As you can see, there are many good reasons for the controversy surrounding shrimp. Similarly, there are good reasons for the controversy surrounding all of our 10 Most Controversial WHFoods. You'll find us addressing similar types of issues involving potential adverse food reactions, potential contaminants, and potentially undesirable environmental consequences in the Individual Concerns sections of our food profiles for all 10 Most Controversial WHFoods. While these Individual Concerns for our most controversial foods will differ from food to food, all of our Most Controversial WHFoods raise concern in a way that is more controversial than the other foods on our website.

It's not unusual for us to get feedback from website visitors who tell us, "We love your website! But how can you possibly recommend shrimp (or beef, or cow's milk, etc.)?" We include these foods for the same reasons as all of our WHFoods: they are whole foods that are part of longstanding culinary traditions, are widely available in U.S. food markets, and outstanding in their nutrient-richness. But we recognize their controversial nature, and we realize they aren't for everyone. One of the best things you can do for your health is to make your meal plan your own. We believe in providing you with the best available scientific information, and easy steps toward delicious and healthy meals. But we also believe in the importance of your personal food decisions—especially when you are considering the role of our more controversial WHFoods.

We're Number 1 in the World!

20 million visitors per year.
The World's Healthiest Foods website is a leading source of information and expert on the Healthiest Way of Eating and Cooking. It's one of the most visited website on the internet when it comes to "Healthiest Foods" and "Healthiest Recipes" and comes up #1 on a Google search for these phrases.

Over 100 Quick & Easy Recipes

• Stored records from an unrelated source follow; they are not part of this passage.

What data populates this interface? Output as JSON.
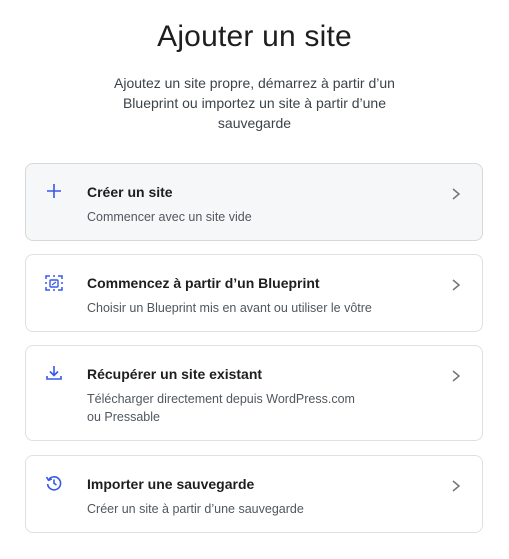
{
  "header": {
    "title": "Ajouter un site",
    "subtitle": "Ajoutez un site propre, démarrez à partir d’un Blueprint ou importez un site à partir d’une sauvegarde"
  },
  "options": [
    {
      "title": "Créer un site",
      "description": "Commencer avec un site vide",
      "icon": "plus-icon"
    },
    {
      "title": "Commencez à partir d’un Blueprint",
      "description": "Choisir un Blueprint mis en avant ou utiliser le vôtre",
      "icon": "blueprint-icon"
    },
    {
      "title": "Récupérer un site existant",
      "description_line1": "Télécharger directement depuis WordPress.com",
      "description_line2": "ou Pressable",
      "icon": "download-icon"
    },
    {
      "title": "Importer une sauvegarde",
      "description": "Créer un site à partir d’une sauvegarde",
      "icon": "history-icon"
    }
  ],
  "colors": {
    "accent": "#3858e9",
    "chevron": "#757575"
  }
}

Our Recipe Assistant will help you find the recipe that suits your personal needs. The majority of recipes we offer can be both prepared and cooked in 30 minutes or less, from start to finish. A number of them can also be prepared ahead of time and enjoyed later.
privacy policy and visitor agreement | who we are | site map | what's new
For education only, consult a healthcare practitioner for any health problems.
© 2001-2014 The George Mateljan Foundation, All Rights Reserved